The The Next Web writes that you will soon be “empowered” by having every mundane aspect of your life mined for data:
Are you only as good as the company you keep? Before you accept that next friend request, consider what that person says about you, what that association might eventually cost, or be worth – even in the financial sense.
Where you live, who you friend on Facebook, the frequency you shop at Trader Joe’s, how much you spend – all of this information will be picked up, shared, and analyzed amongst the various connected devices and services you use.
This wealth of data will also be applicable to your financial decisions. “Who you are” as a consumer will no longer be based solely on your purchases, investments or credit file, but will also consider your daily routines, such as browsing the Internet, where you shop, and more.
Technology and new services are now making it possible to incorporate entirely new, more relevant data into a credit profile — data that is mostly consumer controlled or contributed and generated by simply gathering and delivering your lifestyle data. Data that should provide better indicators of your financial success as a borrower.

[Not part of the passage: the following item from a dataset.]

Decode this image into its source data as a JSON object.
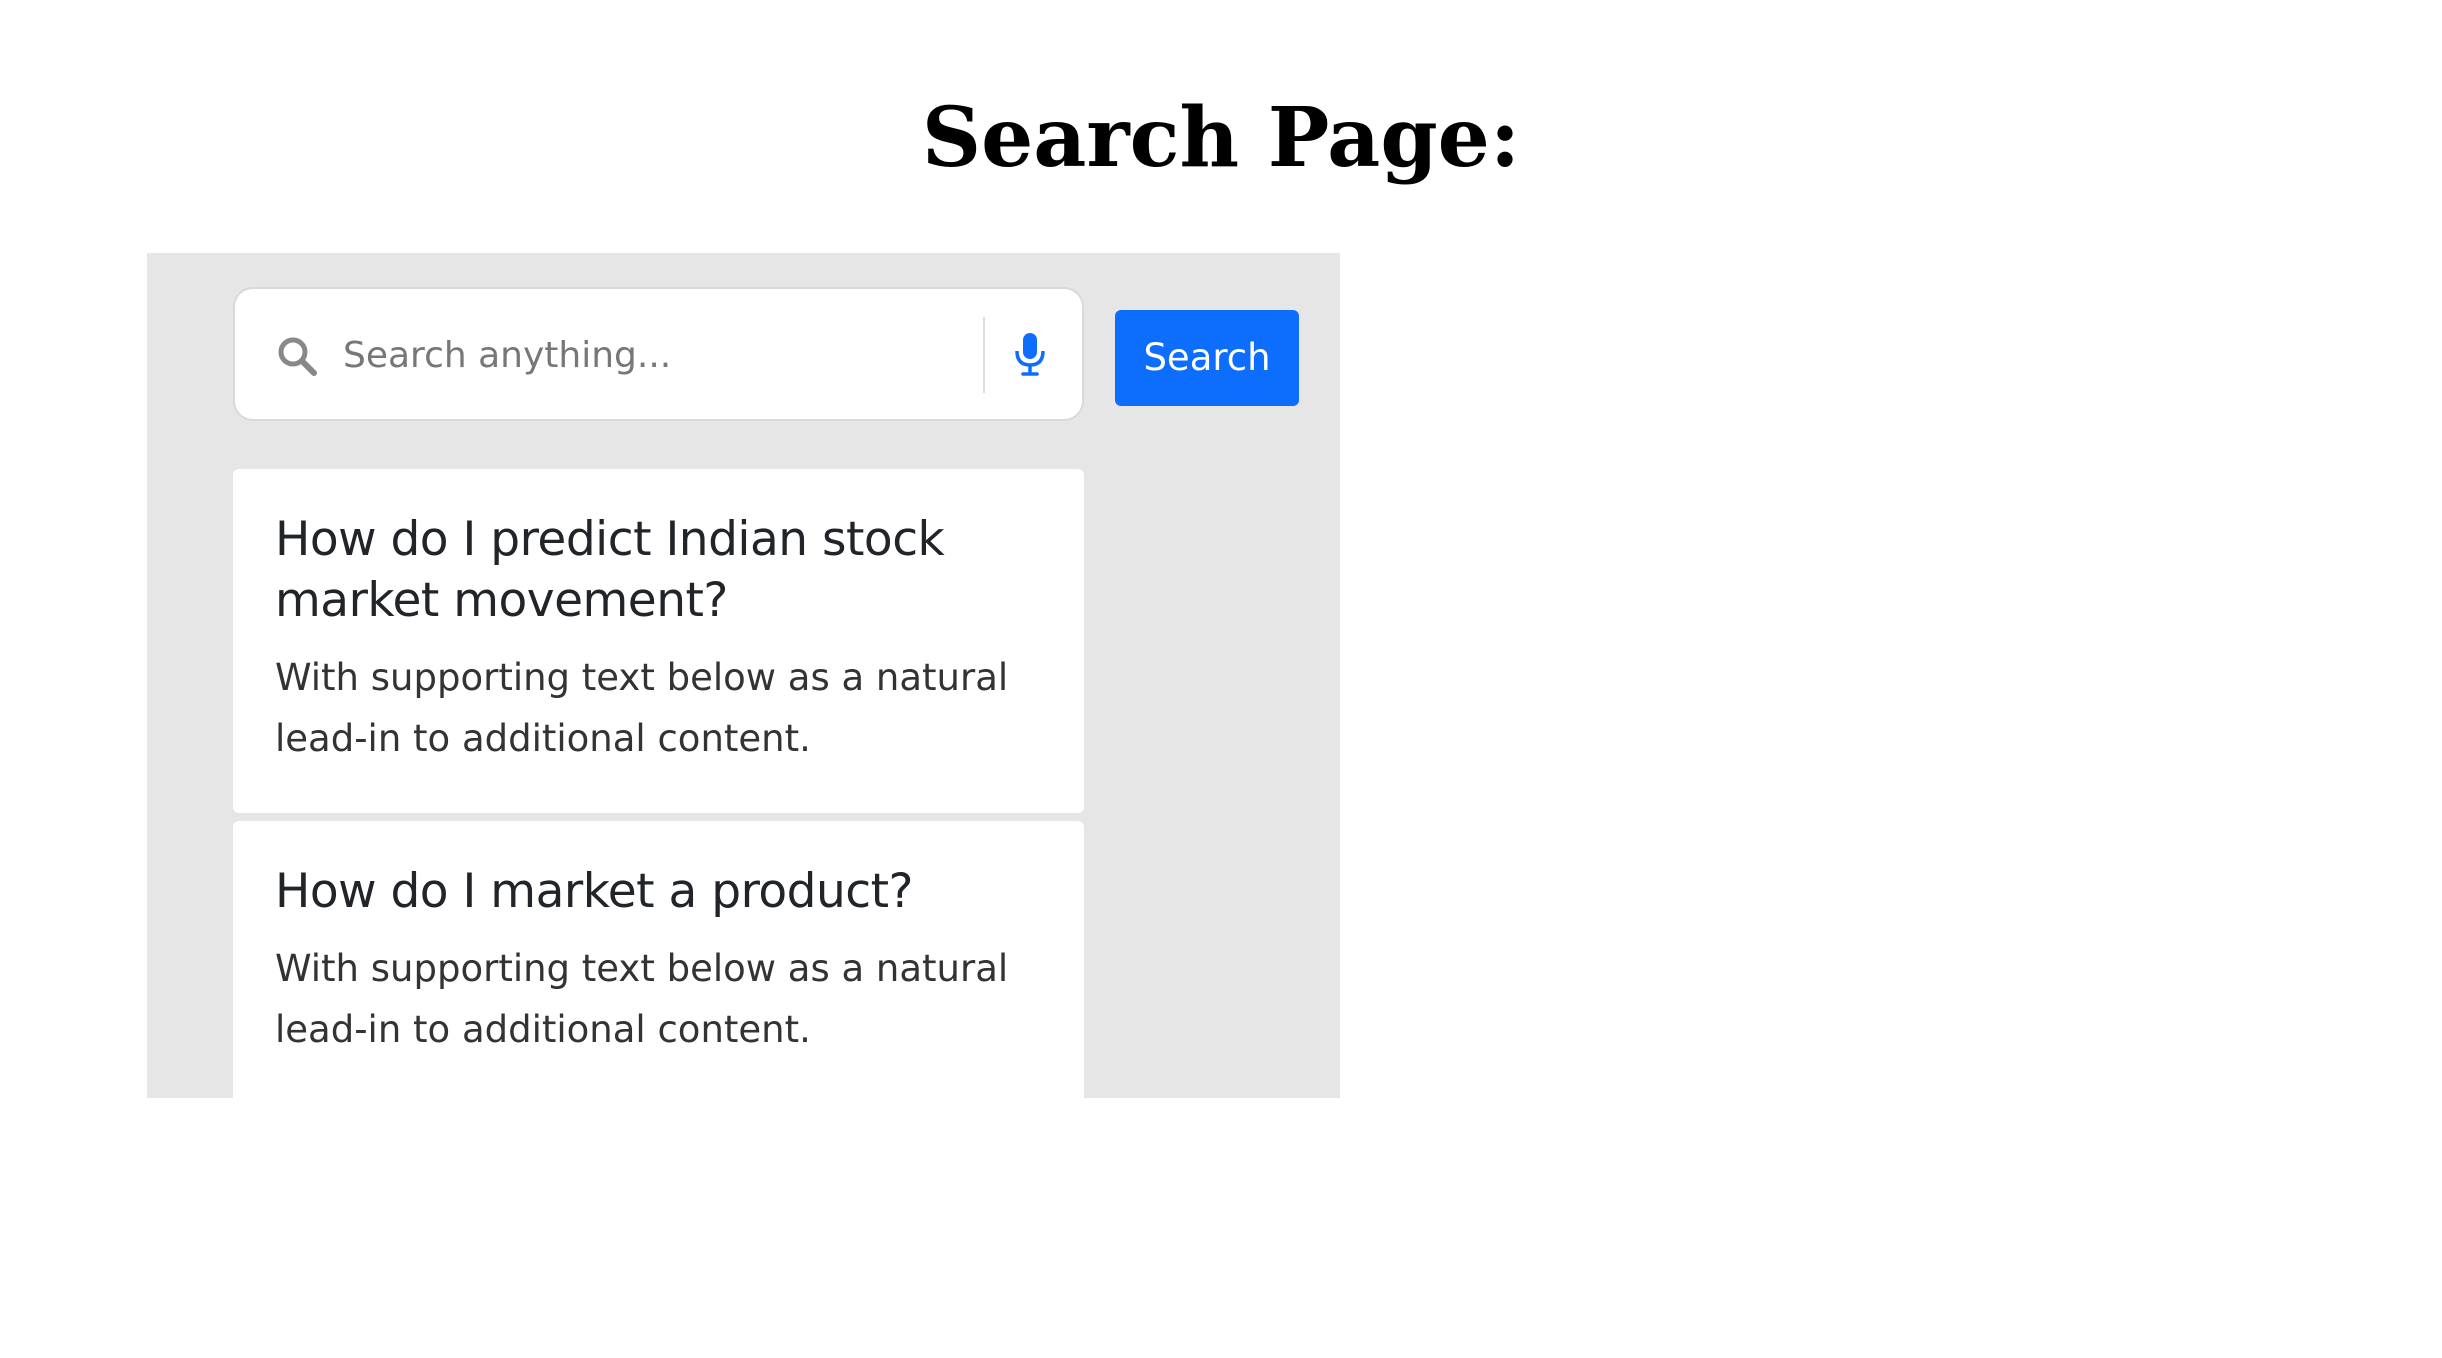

A pool of very useful, very personal data will accumulate, and can be used to help you make more informed, even very complex, decisions.